→ Task:
Each line that has the string "title" must be copied from the records below.

→ Task data:
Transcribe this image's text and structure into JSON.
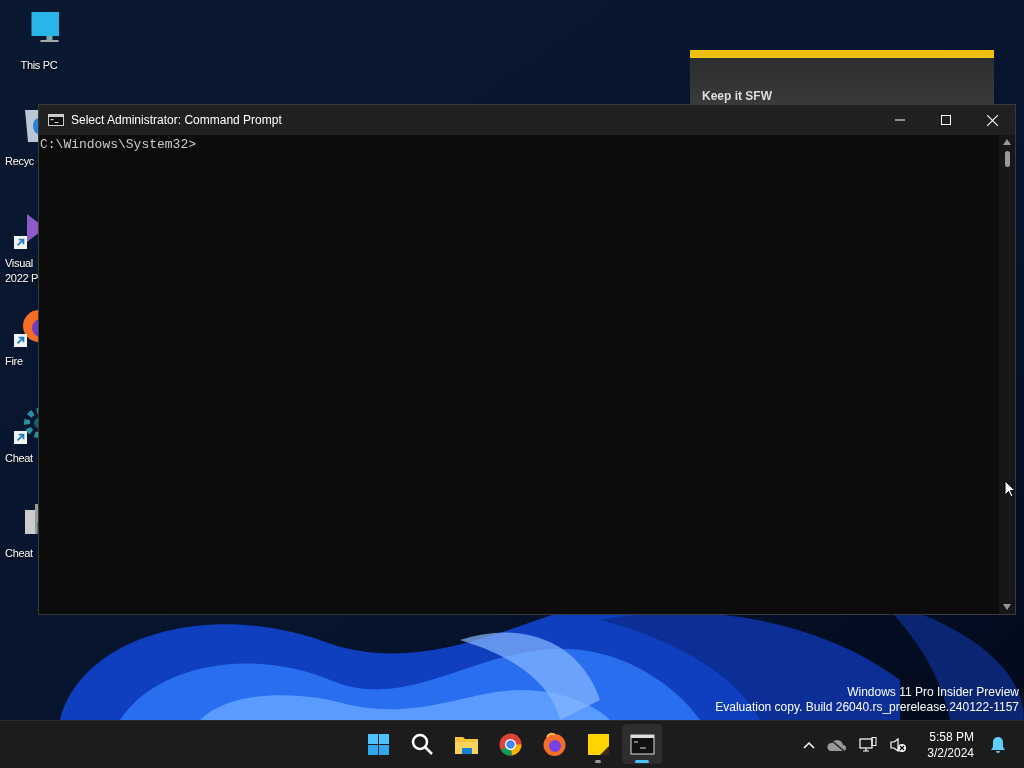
{
  "desktop_icons": [
    {
      "kind": "pc",
      "label_lines": [
        "This PC"
      ],
      "shortcut": false
    },
    {
      "kind": "recycle",
      "label_lines": [
        "Recyc"
      ],
      "shortcut": false
    },
    {
      "kind": "studio",
      "label_lines": [
        "Visual",
        "2022 P"
      ],
      "shortcut": true
    },
    {
      "kind": "firefox",
      "label_lines": [
        "Fire"
      ],
      "shortcut": true
    },
    {
      "kind": "gear",
      "label_lines": [
        "Cheat"
      ],
      "shortcut": true
    },
    {
      "kind": "tool",
      "label_lines": [
        "Cheat"
      ],
      "shortcut": false
    }
  ],
  "notification": {
    "title": "Keep it SFW"
  },
  "window": {
    "title": "Select Administrator: Command Prompt",
    "console_lines": [
      "C:\\Windows\\System32>"
    ]
  },
  "evaluation_notice": [
    "Windows 11 Pro Insider Preview",
    "Evaluation copy. Build 26040.rs_prerelease.240122-1157"
  ],
  "taskbar": {
    "apps": [
      {
        "kind": "start",
        "running": false,
        "active": false
      },
      {
        "kind": "search",
        "running": false,
        "active": false
      },
      {
        "kind": "explorer",
        "running": false,
        "active": false
      },
      {
        "kind": "chrome",
        "running": false,
        "active": false
      },
      {
        "kind": "firefox",
        "running": false,
        "active": false
      },
      {
        "kind": "notes",
        "running": true,
        "active": false
      },
      {
        "kind": "cmd",
        "running": true,
        "active": true
      }
    ],
    "tray": {
      "time": "5:58 PM",
      "date": "3/2/2024"
    }
  }
}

→ Worked solution:
    "title": "Keep it SFW"
    "title": "Select Administrator: Command Prompt",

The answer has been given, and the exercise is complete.